Tributes have been pouring in for the late great playwright, Brian Friel, who sadly passed away at the age of 86 on Friday, October 2.
Mayor, Elisha McCallion, led the tributes.
She said: “I was deeply saddened today to hear the news that today Ireland has lost one of the greatest playwrights and writers of our time, Brian Friel. Brian Friel’s links with Derry extend back through the decades, first as a schoolboy at the Long Tower and St Columb’s, and later as co-founder of production company Field Day in 1980, when he was one of the great minds behind the revival of Derry’s drama scene.
“His own lifelong passion for the land of his birth is resonant in his many sensitive and stirring reflections on the world of rural Ireland, and some of his greatest works including Dancing at Lughnasa and Philadelphia Here I Come have captivated audiences across the world, from the stages of the Guildhall to Broadway.
“Brian Friel will be remembered as one of the most accomplished and successful writers of the last two centuries and I know his work, like that of Heaney, Yeats and Shaw will be celebrated throughout the ages.”
Deputy First Minister Martin McGuinness said: “It was with great sadness I learned of the death of one of one of our greatest ever playwrights Brian Friel.
“Brian was a quiet, unassuming man who made a huge contribution to the arts and his work had universal appeal.
“I extend my sincere condolences to his wife and children at this difficult time.”
Nobel laureate John Hume said: “I am deeply saddened to learn of the death of my dear friend Brian Friel.
“To put simply, Brian Friel was a genius. But he was a genius who lived, breathed and walked amongst us.
“His loss will be felt terribly by his family and his fans. However, we can count ourselves lucky that the treasure of his work will be with us forever.
“He had a unique ability to transform the local to the global and bring the past to the present which enthralled people the world over.
“He is rightly regarded as one of the greatest Irish playwrights of all time.
“I express my sincere condolences to Brian’s wife Anne, his daughters, son and wider family circle.”
Foyle MP Mark Durkan added: “We mourn the passing of a gentle literary giant whose ear for human nature and eye for universal truths made his drama simply compelling.
“In Brian Friel’s view of the world there were no small experiences and no small people, but there could be small-mindedness on the part of supposed big people or systems.
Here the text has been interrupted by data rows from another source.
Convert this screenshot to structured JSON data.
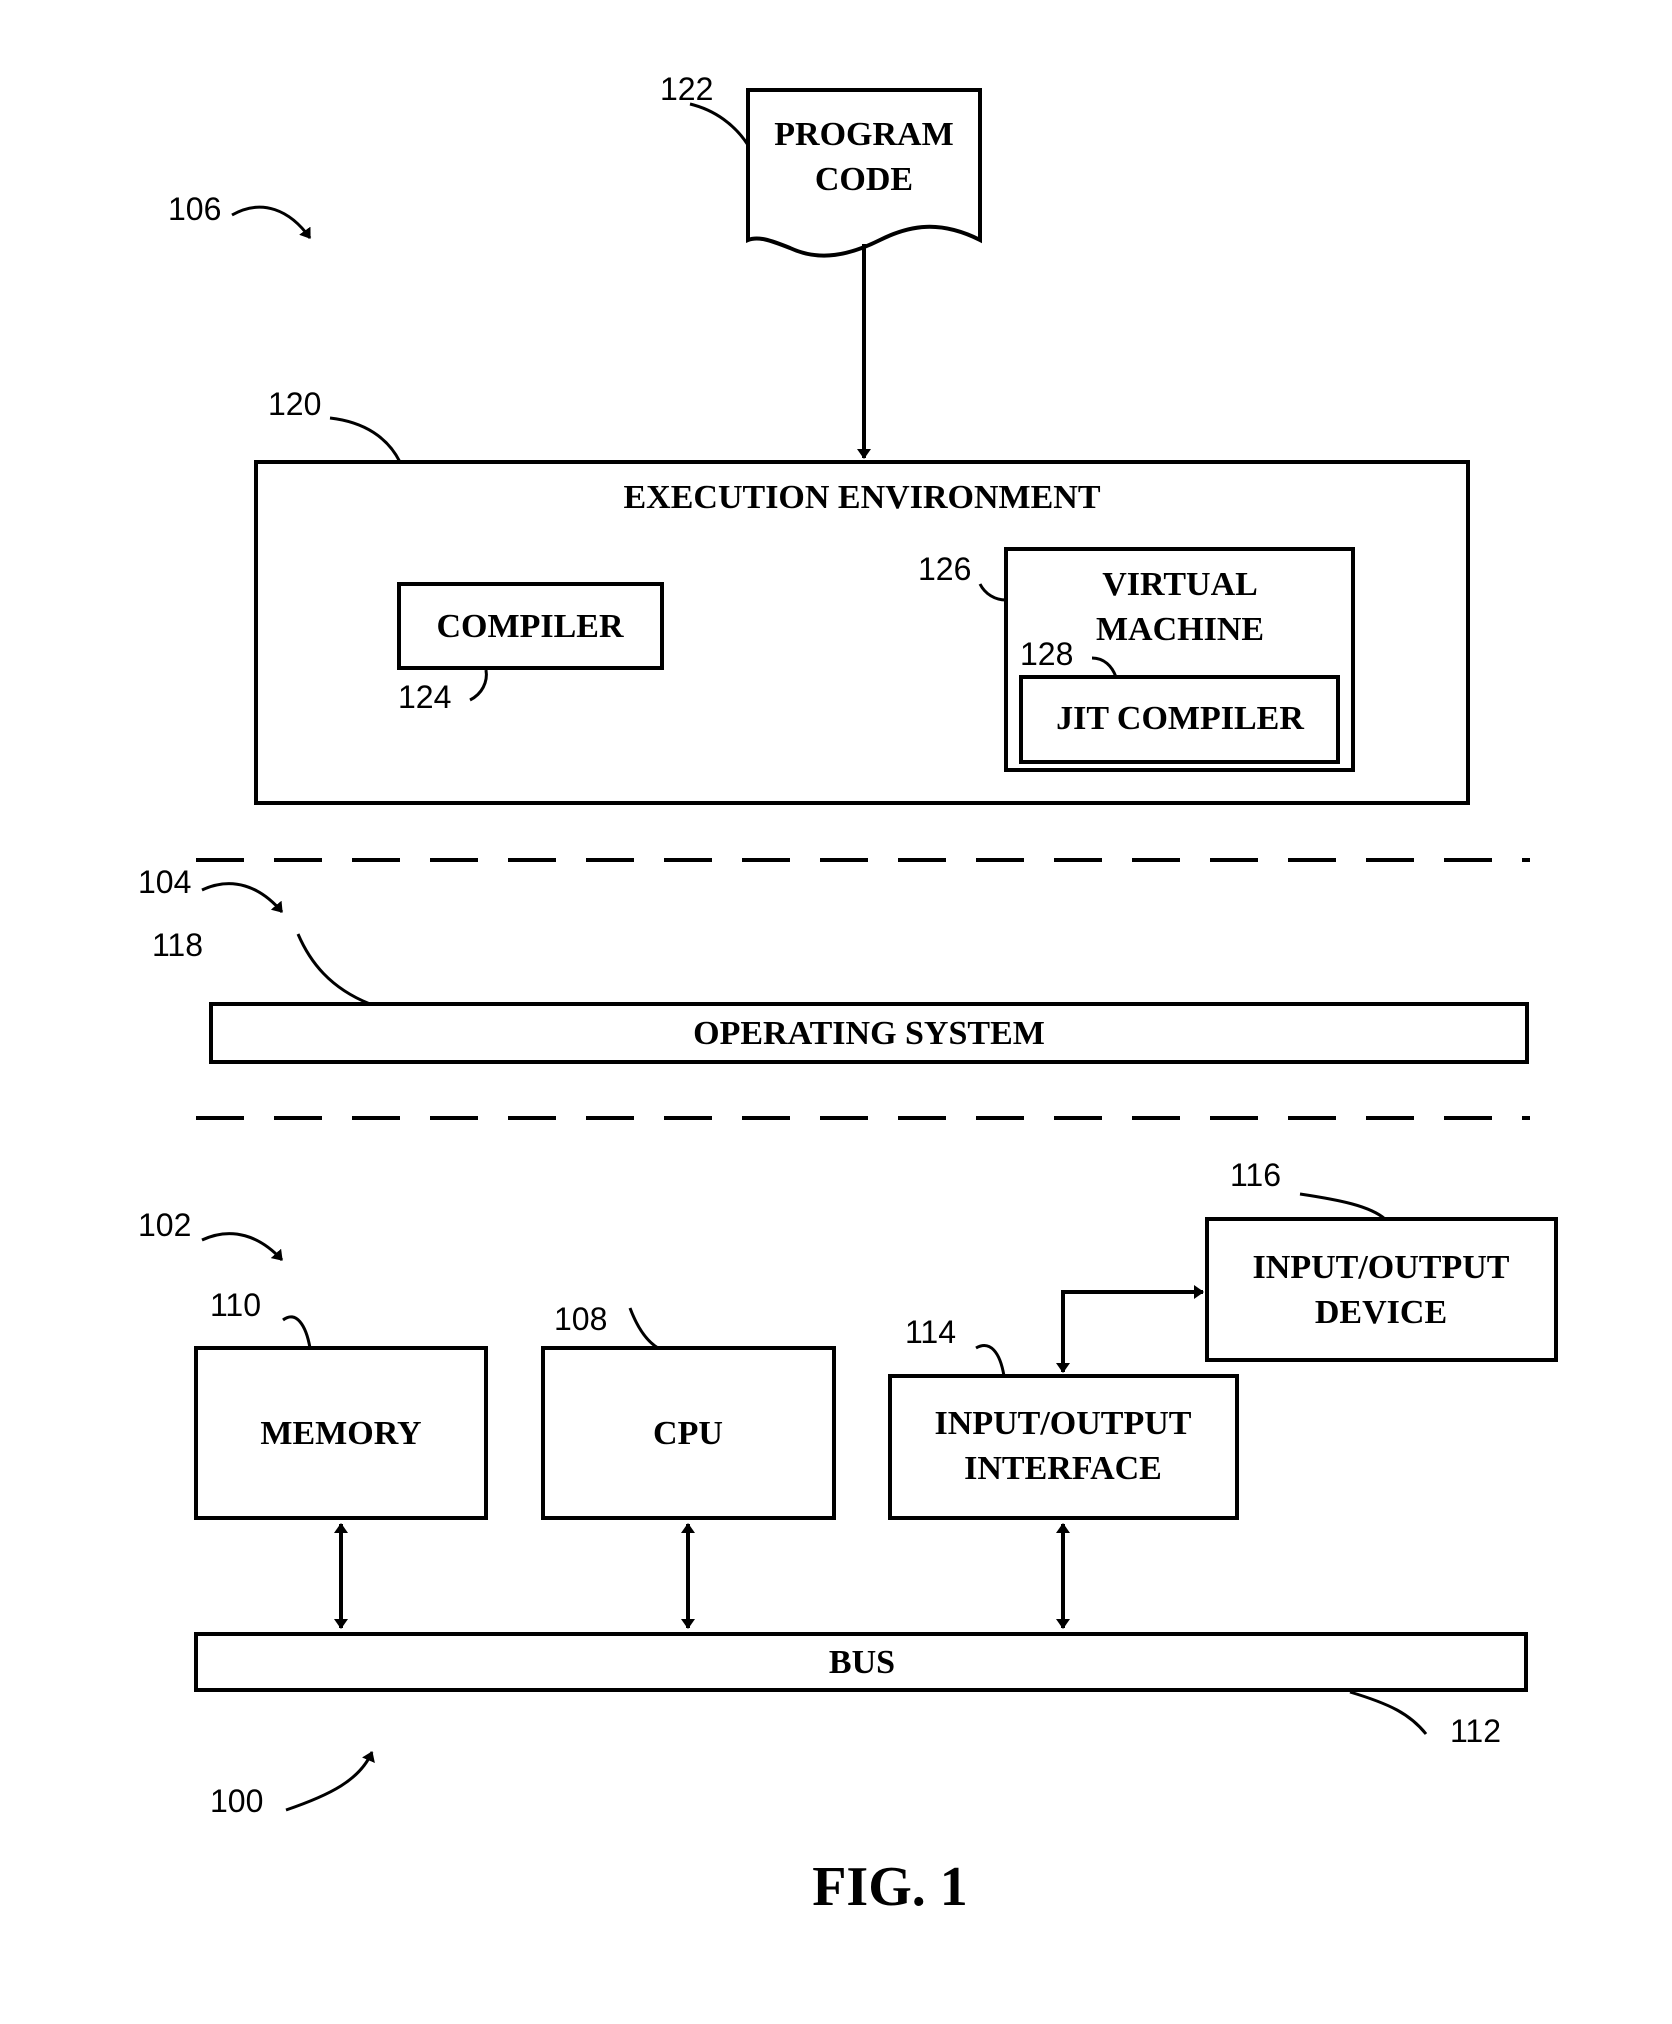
{
  "figure": {
    "caption": "FIG. 1",
    "colors": {
      "ink": "#000000",
      "background": "#ffffff"
    }
  },
  "layers": {
    "software": {
      "ref": "106"
    },
    "os_layer": {
      "ref": "104"
    },
    "hardware": {
      "ref": "102"
    },
    "system": {
      "ref": "100"
    }
  },
  "program_code": {
    "ref": "122",
    "line1": "PROGRAM",
    "line2": "CODE"
  },
  "execution_environment": {
    "ref": "120",
    "label": "EXECUTION ENVIRONMENT"
  },
  "compiler": {
    "ref": "124",
    "label": "COMPILER"
  },
  "virtual_machine": {
    "ref": "126",
    "line1": "VIRTUAL",
    "line2": "MACHINE"
  },
  "jit_compiler": {
    "ref": "128",
    "label": "JIT COMPILER"
  },
  "operating_system": {
    "ref": "118",
    "label": "OPERATING SYSTEM"
  },
  "io_device": {
    "ref": "116",
    "line1": "INPUT/OUTPUT",
    "line2": "DEVICE"
  },
  "memory": {
    "ref": "110",
    "label": "MEMORY"
  },
  "cpu": {
    "ref": "108",
    "label": "CPU"
  },
  "io_interface": {
    "ref": "114",
    "line1": "INPUT/OUTPUT",
    "line2": "INTERFACE"
  },
  "bus": {
    "ref": "112",
    "label": "BUS"
  }
}
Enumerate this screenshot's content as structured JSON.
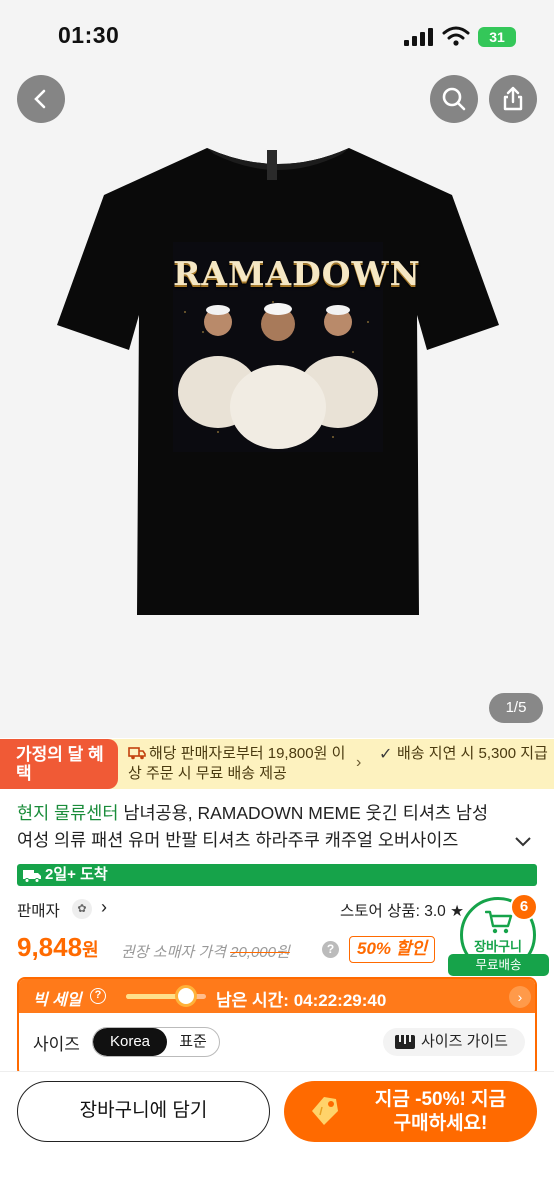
{
  "status_bar": {
    "time": "01:30",
    "battery": "31"
  },
  "hero": {
    "print_title": "RAMADOWN",
    "page_indicator": "1/5"
  },
  "promo": {
    "badge": "가정의 달 혜택",
    "shipping_text": "해당 판매자로부터 19,800원 이상 주문 시 무료 배송 제공",
    "delay_text": "배송 지연 시 5,300 지급"
  },
  "product": {
    "brand": "현지 물류센터",
    "title_line_1": "남녀공용, RAMADOWN MEME 웃긴 티셔츠 남성",
    "title_line_2": "여성 의류 패션 유머 반팔 티셔츠 하라주쿠 캐주얼 오버사이즈"
  },
  "delivery": {
    "label": "2일+ 도착"
  },
  "seller": {
    "label": "판매자",
    "store_rating": "스토어 상품: 3.0 ★"
  },
  "price": {
    "value": "9,848",
    "unit": "원",
    "retail_label": "권장 소매자 가격",
    "retail_price": "20,000원",
    "discount": "50% 할인"
  },
  "cart_fab": {
    "label": "장바구니",
    "count": "6",
    "free_shipping": "무료배송"
  },
  "flash_sale": {
    "label": "빅 세일",
    "progress": 0.75,
    "timer_label": "남은 시간:",
    "timer": "04:22:29:40"
  },
  "size": {
    "label": "사이즈",
    "options": [
      "Korea",
      "표준"
    ],
    "guide": "사이즈 가이드"
  },
  "actions": {
    "add_to_cart": "장바구니에 담기",
    "buy_now_line_1": "지금 -50%! 지금",
    "buy_now_line_2": "구매하세요!"
  },
  "colors": {
    "accent": "#ff6a00",
    "green": "#16a34a",
    "promo_bg": "#fdf2bf"
  }
}
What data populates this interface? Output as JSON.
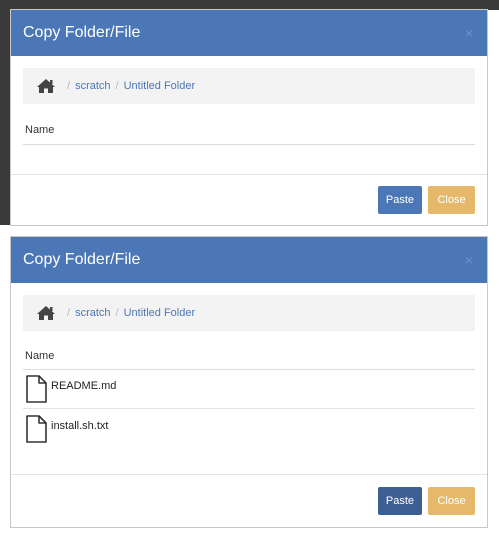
{
  "dialogs": [
    {
      "title": "Copy Folder/File",
      "close_glyph": "×",
      "breadcrumb": {
        "home_icon": "home-icon",
        "separator": "/",
        "items": [
          "scratch",
          "Untitled Folder"
        ]
      },
      "column_header": "Name",
      "files": [],
      "buttons": {
        "paste": "Paste",
        "close": "Close"
      }
    },
    {
      "title": "Copy Folder/File",
      "close_glyph": "×",
      "breadcrumb": {
        "home_icon": "home-icon",
        "separator": "/",
        "items": [
          "scratch",
          "Untitled Folder"
        ]
      },
      "column_header": "Name",
      "files": [
        {
          "name": "README.md",
          "icon": "file-icon"
        },
        {
          "name": "install.sh.txt",
          "icon": "file-icon"
        }
      ],
      "buttons": {
        "paste": "Paste",
        "close": "Close"
      }
    }
  ],
  "colors": {
    "header": "#4c77b6",
    "link": "#4c77b6",
    "paste_button": "#4c77b6",
    "paste_button_active": "#3e5f94",
    "close_button": "#e6b96a",
    "breadcrumb_bg": "#f3f3f3",
    "backdrop": "#3a3a3a"
  }
}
The human truths to which his plays gave light are authoritative for global audiences while served in his authentic Ulster accent.
“Brian was a man of formidable intellect and fond spirit. He could be robust in his views but always modest of himself. His own attainments in his literary discipline did not prevent him from being warm in his appreciation of and to so many others. It was a privilege to hear his insights and encouragement on the power and use of language and his belief that political discourse needed to find new resonances without ignoring older truths.”